Southbeach Modeller does not automate each method individually; rather, it provides a unified notation and creativity engine. One tool; many methods.
For example, the concept of a 'harmful' function counteracting a 'useful' function, may be called a 'blocker' in one method, and a 'problem' in another.
Similarly, almost all methods divide 'problems' into parts. How they do this varies hugely. In Southbeach, a 'separation' is used. This is represented in the software using tabs or canvas grids.
Unlike a drawing tool, elements in a Southbeach model inherit attributes from the tab or grid cell in which they are placed. These attributes, and additional user-defined tags, can be referred to in creativity rules, guiding the development of the model (elaboration), analysis of the situation (problem solving), and to generate ideas (creativity).
Do I need Southbeach?
If you are looking for the best single-purpose software that perfectly emulates a single method, you won't find that in Southbeach. If, however, you are looking for a common tool with which to work with a number of standard methods, Southbeach is for you.
By using a common tool, covering 80% of requirements, you gain the advantage of being able to develop templates, reusable models, creativity rules, reports and tag libraries, that work across all of the content you develop in your work. For the special cases where you need a dedicated tool for a specific method, there is nothing to stop you complementing your use of Southbeach with other softare.
Process engineers, for example, use Southbeach to capture the useful and harmful aspects of a process they are re-designing. They would use Southbeach with their team to generate ideas and strategies for process improvement. They may then use a purpose-built process modelling tool afterwards to set out the details of the new design. Only Southbeach, however, can capture what is useful and harmful about the current design or a proposed design change, from the perspective of all stakeholders and all requirements, thus resolving the contradictions.

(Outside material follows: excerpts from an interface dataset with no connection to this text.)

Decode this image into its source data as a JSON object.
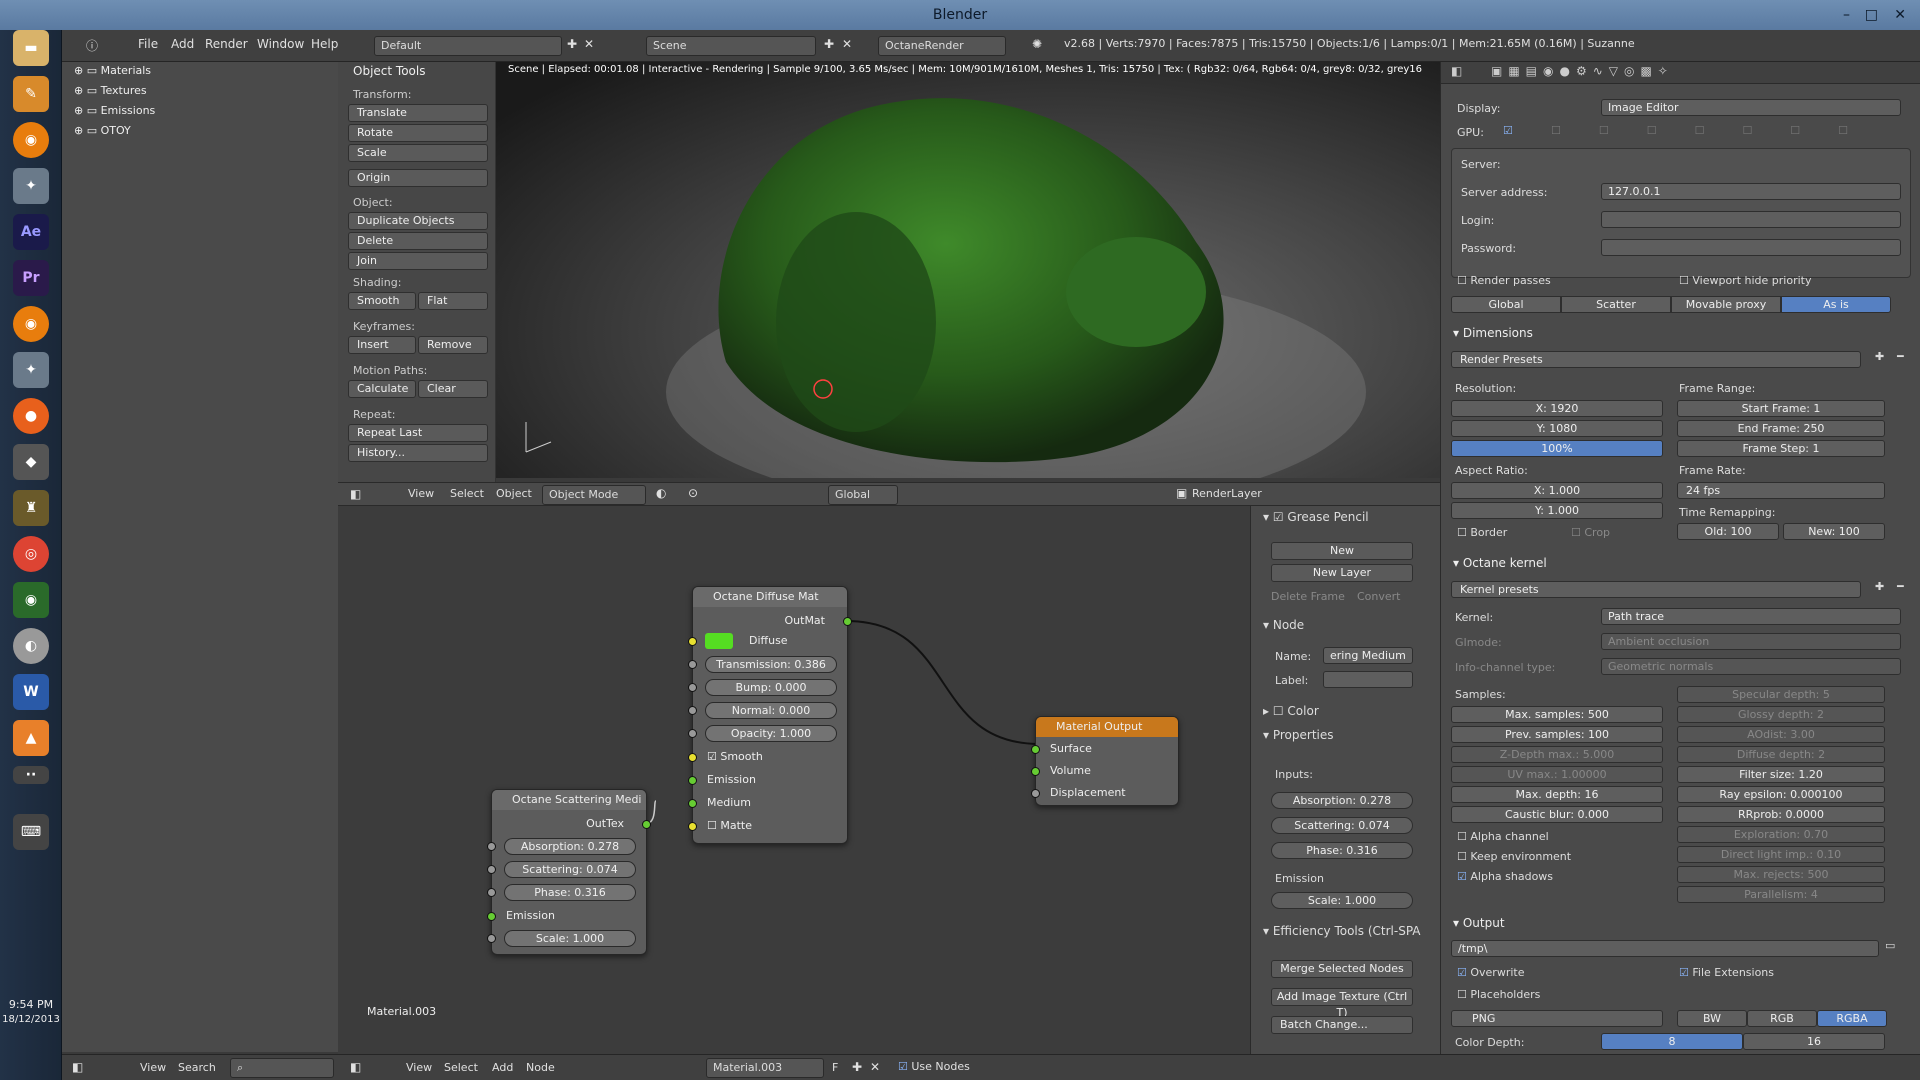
{
  "window": {
    "title": "Blender"
  },
  "menu": {
    "items": [
      "File",
      "Add",
      "Render",
      "Window",
      "Help"
    ],
    "layout": "Default",
    "scene": "Scene",
    "engine": "OctaneRender",
    "stats": "v2.68 | Verts:7970 | Faces:7875 | Tris:15750 | Objects:1/6 | Lamps:0/1 | Mem:21.65M (0.16M) | Suzanne"
  },
  "outliner": {
    "items": [
      "Materials",
      "Textures",
      "Emissions",
      "OTOY"
    ]
  },
  "tools": {
    "title": "Object Tools",
    "transform": "Transform:",
    "translate": "Translate",
    "rotate": "Rotate",
    "scale": "Scale",
    "origin": "Origin",
    "object": "Object:",
    "duplicate": "Duplicate Objects",
    "delete": "Delete",
    "join": "Join",
    "shading": "Shading:",
    "smooth": "Smooth",
    "flat": "Flat",
    "keyframes": "Keyframes:",
    "insert": "Insert",
    "remove": "Remove",
    "motion": "Motion Paths:",
    "calculate": "Calculate",
    "clear": "Clear",
    "repeat": "Repeat:",
    "repeat_last": "Repeat Last",
    "history": "History..."
  },
  "viewport": {
    "status": "Scene | Elapsed: 00:01.08 | Interactive - Rendering | Sample 9/100, 3.65 Ms/sec | Mem: 10M/901M/1610M, Meshes 1, Tris: 15750 | Tex: ( Rgb32: 0/64, Rgb64: 0/4, grey8: 0/32, grey16"
  },
  "vp_header": {
    "view": "View",
    "select": "Select",
    "object": "Object",
    "mode": "Object Mode",
    "orientation": "Global",
    "layer": "RenderLayer"
  },
  "nodes": {
    "diffuse": {
      "title": "Octane Diffuse Mat",
      "out": "OutMat",
      "diffuse": "Diffuse",
      "transmission": "Transmission: 0.386",
      "bump": "Bump: 0.000",
      "normal": "Normal: 0.000",
      "opacity": "Opacity: 1.000",
      "smooth": "Smooth",
      "emission": "Emission",
      "medium": "Medium",
      "matte": "Matte",
      "diffuse_color": "#55dd22"
    },
    "scatter": {
      "title": "Octane Scattering Medi",
      "out": "OutTex",
      "absorption": "Absorption: 0.278",
      "scattering": "Scattering: 0.074",
      "phase": "Phase: 0.316",
      "emission": "Emission",
      "scale": "Scale: 1.000"
    },
    "output": {
      "title": "Material Output",
      "surface": "Surface",
      "volume": "Volume",
      "displacement": "Displacement"
    },
    "material_label": "Material.003"
  },
  "node_side": {
    "grease": "Grease Pencil",
    "new": "New",
    "new_layer": "New Layer",
    "delete_frame": "Delete Frame",
    "convert": "Convert",
    "node": "Node",
    "name": "Name:",
    "name_val": "ering Medium",
    "label": "Label:",
    "color": "Color",
    "properties": "Properties",
    "inputs": "Inputs:",
    "absorption": "Absorption: 0.278",
    "scattering": "Scattering: 0.074",
    "phase": "Phase: 0.316",
    "emission": "Emission",
    "scale": "Scale: 1.000",
    "eff": "Efficiency Tools (Ctrl-SPA",
    "merge": "Merge Selected Nodes",
    "add_image": "Add Image Texture (Ctrl T)",
    "batch": "Batch Change..."
  },
  "props": {
    "display": "Display:",
    "display_val": "Image Editor",
    "gpu": "GPU:",
    "server": "Server:",
    "server_addr": "Server address:",
    "server_val": "127.0.0.1",
    "login": "Login:",
    "password": "Password:",
    "render_passes": "Render passes",
    "vp_hide": "Viewport hide priority",
    "tabs": [
      "Global",
      "Scatter",
      "Movable proxy",
      "As is"
    ],
    "dimensions": "Dimensions",
    "render_presets": "Render Presets",
    "resolution": "Resolution:",
    "x": "X: 1920",
    "y": "Y: 1080",
    "pct": "100%",
    "frame_range": "Frame Range:",
    "start": "Start Frame: 1",
    "end": "End Frame: 250",
    "step": "Frame Step: 1",
    "aspect": "Aspect Ratio:",
    "ax": "X: 1.000",
    "ay": "Y: 1.000",
    "frame_rate": "Frame Rate:",
    "fps": "24 fps",
    "time_remap": "Time Remapping:",
    "old": "Old: 100",
    "new": "New: 100",
    "border": "Border",
    "crop": "Crop",
    "kernel": "Octane kernel",
    "kernel_presets": "Kernel presets",
    "kernel_l": "Kernel:",
    "kernel_val": "Path trace",
    "gimode": "GImode:",
    "gimode_val": "Ambient occlusion",
    "info": "Info-channel type:",
    "info_val": "Geometric normals",
    "samples": "Samples:",
    "left": [
      "Max. samples: 500",
      "Prev. samples: 100",
      "Z-Depth max.: 5.000",
      "UV max.: 1.00000",
      "Max. depth: 16",
      "Caustic blur: 0.000"
    ],
    "right": [
      "Specular depth: 5",
      "Glossy depth: 2",
      "AOdist: 3.00",
      "Diffuse depth: 2",
      "Filter size: 1.20",
      "Ray epsilon: 0.000100",
      "RRprob: 0.0000",
      "Exploration: 0.70",
      "Direct light imp.: 0.10",
      "Max. rejects: 500",
      "Parallelism: 4"
    ],
    "alpha_channel": "Alpha channel",
    "keep_env": "Keep environment",
    "alpha_shadows": "Alpha shadows",
    "output": "Output",
    "path": "/tmp\\",
    "overwrite": "Overwrite",
    "file_ext": "File Extensions",
    "placeholders": "Placeholders",
    "format": "PNG",
    "bw": "BW",
    "rgb": "RGB",
    "rgba": "RGBA",
    "color_depth": "Color Depth:",
    "d8": "8",
    "d16": "16"
  },
  "bottom": {
    "view": "View",
    "search": "Search",
    "view2": "View",
    "select": "Select",
    "add": "Add",
    "node": "Node",
    "material": "Material.003",
    "f": "F",
    "use_nodes": "Use Nodes"
  },
  "clock": {
    "time": "9:54 PM",
    "date": "18/12/2013"
  }
}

In similar vane, a systems dynamics expert could use Southbeach before they model stocks and flow to determine requirements for a needed simulation model. Non-technical team members may relate to Southbeach more readily than if the consultant were to immerse them in the details of the mathematics of stock-and-flow models.
We hear of enterprise architects who switch freely between Southbeach and dedicated EA tools, for similar reasons.
Despite the professional features of Southbeach, including its rich notation, tags and tag library, user-extensible rules and reporting, it could never substitute for a full blown EA tool supporting TOGAF, UML or SysML. Nevertheless, some architects have found it convenient to move part of their work into Southbeach. They use it to model the useful and harmful aspects of existing or proposed architectures, for team facilitation and for stakeholder interview.
The models they create, and the ideas generated from them, are maintained throughout a transformation project, helping to keep everyone on the same page.